Items listed in a dataset:

= Beginning of Section =

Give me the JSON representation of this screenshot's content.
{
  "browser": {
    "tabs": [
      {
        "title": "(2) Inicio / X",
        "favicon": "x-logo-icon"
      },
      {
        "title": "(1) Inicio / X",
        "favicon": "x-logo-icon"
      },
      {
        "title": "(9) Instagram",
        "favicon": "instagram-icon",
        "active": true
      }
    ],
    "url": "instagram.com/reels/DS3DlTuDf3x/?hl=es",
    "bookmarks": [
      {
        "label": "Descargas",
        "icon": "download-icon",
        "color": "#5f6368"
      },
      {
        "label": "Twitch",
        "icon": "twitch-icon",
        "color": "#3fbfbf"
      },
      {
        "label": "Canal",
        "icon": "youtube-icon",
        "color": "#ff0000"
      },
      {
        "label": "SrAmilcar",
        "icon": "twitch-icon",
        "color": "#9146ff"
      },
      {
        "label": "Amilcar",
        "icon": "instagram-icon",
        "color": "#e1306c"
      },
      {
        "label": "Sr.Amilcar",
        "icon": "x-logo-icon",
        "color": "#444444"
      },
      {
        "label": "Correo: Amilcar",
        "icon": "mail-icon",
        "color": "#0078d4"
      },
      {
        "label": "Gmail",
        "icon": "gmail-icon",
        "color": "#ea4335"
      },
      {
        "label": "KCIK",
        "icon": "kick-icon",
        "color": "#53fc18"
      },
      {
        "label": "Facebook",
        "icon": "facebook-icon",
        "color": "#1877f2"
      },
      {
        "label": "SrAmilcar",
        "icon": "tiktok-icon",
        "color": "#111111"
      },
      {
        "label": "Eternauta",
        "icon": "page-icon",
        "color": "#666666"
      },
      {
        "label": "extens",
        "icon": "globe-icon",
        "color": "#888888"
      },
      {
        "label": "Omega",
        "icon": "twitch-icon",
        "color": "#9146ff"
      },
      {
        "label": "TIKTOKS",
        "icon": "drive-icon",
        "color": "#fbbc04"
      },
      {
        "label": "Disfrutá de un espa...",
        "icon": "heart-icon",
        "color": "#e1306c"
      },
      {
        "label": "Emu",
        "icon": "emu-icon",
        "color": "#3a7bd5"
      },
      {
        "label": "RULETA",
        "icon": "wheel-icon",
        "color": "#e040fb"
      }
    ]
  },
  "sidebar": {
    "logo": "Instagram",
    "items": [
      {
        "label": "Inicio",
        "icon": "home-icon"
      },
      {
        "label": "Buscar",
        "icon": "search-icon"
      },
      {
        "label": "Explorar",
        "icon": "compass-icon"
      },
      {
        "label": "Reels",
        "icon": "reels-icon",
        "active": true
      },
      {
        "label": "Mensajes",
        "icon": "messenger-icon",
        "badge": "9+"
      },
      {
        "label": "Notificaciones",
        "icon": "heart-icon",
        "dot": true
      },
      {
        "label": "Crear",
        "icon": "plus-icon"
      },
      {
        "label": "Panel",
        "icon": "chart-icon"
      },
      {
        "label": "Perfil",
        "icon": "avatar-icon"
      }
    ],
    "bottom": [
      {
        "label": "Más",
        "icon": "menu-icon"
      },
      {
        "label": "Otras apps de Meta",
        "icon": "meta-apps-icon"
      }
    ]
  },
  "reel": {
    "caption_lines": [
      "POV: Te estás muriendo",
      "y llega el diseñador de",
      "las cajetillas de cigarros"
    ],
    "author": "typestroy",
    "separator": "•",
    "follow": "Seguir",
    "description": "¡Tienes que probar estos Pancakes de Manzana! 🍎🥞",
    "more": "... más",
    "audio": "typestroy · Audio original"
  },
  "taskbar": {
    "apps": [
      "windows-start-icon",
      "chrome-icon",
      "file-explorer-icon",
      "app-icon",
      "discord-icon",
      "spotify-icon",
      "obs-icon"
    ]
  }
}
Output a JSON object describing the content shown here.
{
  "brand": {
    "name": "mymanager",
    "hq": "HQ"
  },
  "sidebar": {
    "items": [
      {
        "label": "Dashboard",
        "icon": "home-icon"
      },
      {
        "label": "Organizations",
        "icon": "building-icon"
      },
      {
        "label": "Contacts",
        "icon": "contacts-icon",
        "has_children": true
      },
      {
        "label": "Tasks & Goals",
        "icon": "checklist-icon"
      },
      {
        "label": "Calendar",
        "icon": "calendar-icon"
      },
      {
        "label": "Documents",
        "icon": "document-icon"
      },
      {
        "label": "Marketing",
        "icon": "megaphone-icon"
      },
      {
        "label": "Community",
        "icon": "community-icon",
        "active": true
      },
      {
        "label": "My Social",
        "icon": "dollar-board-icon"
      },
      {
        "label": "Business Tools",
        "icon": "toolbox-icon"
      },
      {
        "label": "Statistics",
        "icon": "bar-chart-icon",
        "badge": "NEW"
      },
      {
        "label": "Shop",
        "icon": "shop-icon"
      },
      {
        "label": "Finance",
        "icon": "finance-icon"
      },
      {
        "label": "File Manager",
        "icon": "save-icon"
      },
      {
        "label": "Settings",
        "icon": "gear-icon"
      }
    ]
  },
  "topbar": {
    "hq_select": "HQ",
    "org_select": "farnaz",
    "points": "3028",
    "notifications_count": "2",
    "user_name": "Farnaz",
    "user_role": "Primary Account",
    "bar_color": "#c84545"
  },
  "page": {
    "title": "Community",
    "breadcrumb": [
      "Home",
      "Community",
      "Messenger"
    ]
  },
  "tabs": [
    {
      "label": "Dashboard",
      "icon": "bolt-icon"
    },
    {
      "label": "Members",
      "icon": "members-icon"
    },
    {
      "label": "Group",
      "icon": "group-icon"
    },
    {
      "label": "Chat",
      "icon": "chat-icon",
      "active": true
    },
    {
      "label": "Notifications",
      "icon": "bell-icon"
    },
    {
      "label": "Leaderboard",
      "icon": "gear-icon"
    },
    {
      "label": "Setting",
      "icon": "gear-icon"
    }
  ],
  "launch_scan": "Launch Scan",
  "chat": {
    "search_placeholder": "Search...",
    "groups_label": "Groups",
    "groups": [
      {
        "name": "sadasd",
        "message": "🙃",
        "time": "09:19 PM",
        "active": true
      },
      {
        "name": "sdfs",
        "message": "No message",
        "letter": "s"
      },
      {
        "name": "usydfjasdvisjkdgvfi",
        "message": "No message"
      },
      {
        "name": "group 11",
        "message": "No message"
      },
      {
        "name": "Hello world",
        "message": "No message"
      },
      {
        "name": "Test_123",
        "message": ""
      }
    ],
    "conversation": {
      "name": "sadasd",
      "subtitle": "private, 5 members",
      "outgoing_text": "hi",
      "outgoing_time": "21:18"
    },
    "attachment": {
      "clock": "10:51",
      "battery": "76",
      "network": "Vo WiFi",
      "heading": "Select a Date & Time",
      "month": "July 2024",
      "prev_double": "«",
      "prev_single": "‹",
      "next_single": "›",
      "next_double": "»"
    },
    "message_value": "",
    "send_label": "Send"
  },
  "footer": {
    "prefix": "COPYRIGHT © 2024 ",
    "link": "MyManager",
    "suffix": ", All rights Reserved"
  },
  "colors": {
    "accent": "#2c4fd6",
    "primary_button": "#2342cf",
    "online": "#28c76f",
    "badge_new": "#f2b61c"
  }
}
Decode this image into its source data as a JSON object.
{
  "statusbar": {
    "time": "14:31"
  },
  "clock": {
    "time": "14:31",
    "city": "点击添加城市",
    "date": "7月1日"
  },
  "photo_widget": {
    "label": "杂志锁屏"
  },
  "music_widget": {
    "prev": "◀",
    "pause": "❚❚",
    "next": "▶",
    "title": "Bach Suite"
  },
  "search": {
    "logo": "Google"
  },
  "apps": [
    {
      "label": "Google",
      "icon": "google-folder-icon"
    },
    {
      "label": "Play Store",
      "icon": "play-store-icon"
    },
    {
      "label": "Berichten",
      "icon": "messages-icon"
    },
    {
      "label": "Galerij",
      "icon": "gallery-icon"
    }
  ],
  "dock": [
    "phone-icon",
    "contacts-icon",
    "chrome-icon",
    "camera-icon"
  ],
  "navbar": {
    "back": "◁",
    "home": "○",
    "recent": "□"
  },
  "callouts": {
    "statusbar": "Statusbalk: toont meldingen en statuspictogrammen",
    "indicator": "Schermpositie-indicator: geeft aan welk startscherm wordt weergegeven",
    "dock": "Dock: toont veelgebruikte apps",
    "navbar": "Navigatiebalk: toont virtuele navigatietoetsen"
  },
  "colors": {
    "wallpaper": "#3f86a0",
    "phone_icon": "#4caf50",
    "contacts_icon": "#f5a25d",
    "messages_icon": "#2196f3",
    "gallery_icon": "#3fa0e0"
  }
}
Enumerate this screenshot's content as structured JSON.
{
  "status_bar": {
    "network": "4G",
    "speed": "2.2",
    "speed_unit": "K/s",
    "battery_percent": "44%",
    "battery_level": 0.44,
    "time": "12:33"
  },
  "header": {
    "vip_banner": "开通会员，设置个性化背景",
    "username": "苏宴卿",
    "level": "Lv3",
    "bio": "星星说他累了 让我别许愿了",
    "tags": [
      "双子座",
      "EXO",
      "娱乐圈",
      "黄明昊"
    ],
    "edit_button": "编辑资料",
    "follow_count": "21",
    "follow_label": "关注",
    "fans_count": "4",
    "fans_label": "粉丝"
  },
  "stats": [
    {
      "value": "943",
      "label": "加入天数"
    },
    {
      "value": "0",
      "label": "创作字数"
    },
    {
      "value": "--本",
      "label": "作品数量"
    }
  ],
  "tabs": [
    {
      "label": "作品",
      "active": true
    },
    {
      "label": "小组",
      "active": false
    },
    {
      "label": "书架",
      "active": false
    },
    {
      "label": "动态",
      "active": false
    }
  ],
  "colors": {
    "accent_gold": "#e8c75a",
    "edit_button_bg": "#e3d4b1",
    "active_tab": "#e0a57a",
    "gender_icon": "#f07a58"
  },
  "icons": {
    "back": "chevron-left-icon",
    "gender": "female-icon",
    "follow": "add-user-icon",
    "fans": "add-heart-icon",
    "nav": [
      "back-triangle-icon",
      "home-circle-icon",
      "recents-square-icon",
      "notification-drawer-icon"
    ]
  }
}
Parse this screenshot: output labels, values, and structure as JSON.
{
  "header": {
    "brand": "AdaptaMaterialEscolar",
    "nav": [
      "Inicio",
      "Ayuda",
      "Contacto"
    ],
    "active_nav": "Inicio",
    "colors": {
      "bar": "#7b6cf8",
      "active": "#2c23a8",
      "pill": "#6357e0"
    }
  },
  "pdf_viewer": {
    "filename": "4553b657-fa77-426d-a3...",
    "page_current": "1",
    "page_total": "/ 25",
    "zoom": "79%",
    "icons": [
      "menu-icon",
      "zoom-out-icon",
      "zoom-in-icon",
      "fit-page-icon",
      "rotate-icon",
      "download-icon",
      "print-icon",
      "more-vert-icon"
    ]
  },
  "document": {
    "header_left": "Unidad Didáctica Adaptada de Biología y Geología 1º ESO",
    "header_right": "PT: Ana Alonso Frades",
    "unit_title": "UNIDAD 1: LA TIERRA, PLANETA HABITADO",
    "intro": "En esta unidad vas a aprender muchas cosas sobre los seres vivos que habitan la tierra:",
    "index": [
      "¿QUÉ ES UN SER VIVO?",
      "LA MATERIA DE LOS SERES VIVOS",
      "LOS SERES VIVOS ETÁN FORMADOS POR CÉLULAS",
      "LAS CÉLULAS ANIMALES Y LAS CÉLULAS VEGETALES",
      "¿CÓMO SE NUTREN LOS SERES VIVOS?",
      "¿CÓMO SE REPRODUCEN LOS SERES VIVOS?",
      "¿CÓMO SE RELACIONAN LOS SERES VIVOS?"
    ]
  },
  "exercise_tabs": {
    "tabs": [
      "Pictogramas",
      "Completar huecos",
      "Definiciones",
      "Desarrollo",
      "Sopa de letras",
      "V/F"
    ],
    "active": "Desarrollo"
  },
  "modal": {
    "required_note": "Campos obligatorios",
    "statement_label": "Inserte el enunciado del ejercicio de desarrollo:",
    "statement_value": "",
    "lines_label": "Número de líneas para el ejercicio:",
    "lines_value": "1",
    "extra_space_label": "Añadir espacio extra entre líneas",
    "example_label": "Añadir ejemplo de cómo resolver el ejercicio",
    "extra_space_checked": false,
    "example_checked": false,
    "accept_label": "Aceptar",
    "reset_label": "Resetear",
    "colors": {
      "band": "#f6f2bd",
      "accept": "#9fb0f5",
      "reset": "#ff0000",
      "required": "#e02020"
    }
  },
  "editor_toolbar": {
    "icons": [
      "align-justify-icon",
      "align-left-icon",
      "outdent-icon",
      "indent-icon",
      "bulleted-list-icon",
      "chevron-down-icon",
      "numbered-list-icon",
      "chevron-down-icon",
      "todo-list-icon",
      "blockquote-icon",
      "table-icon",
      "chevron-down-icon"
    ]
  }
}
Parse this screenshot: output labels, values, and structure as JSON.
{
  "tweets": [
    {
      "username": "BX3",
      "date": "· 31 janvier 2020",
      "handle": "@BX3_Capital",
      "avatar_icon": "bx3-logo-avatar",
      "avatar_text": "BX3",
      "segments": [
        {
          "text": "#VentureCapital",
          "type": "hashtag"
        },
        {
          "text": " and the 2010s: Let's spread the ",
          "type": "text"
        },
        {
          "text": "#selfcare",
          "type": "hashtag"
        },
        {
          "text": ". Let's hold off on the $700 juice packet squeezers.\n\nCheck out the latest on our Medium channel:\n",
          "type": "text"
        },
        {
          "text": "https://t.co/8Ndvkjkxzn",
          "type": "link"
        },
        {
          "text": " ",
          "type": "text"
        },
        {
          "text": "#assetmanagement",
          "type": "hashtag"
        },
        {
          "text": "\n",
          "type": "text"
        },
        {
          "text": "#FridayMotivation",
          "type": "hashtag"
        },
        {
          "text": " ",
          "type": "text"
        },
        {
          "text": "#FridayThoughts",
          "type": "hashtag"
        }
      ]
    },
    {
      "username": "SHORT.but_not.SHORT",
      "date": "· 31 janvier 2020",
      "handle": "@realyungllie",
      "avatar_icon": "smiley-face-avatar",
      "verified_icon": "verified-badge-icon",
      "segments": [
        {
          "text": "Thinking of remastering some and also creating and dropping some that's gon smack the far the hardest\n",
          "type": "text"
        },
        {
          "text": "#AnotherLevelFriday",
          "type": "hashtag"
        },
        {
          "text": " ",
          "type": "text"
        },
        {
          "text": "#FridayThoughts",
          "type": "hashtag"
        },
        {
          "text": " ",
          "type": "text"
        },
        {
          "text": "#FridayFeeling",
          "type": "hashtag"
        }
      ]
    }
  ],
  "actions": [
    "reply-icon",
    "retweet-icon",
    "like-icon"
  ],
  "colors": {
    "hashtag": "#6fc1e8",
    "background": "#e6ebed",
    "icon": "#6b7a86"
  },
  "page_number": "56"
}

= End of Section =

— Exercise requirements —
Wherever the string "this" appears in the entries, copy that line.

— Response area —
Give me the JSON representation of this screenshot's content.
Decode this image into its source data as a JSON object.
Enumerate this screenshot's content as structured JSON.
Parse this screenshot: output labels, values, and structure as JSON.
Parse this screenshot: output labels, values, and structure as JSON.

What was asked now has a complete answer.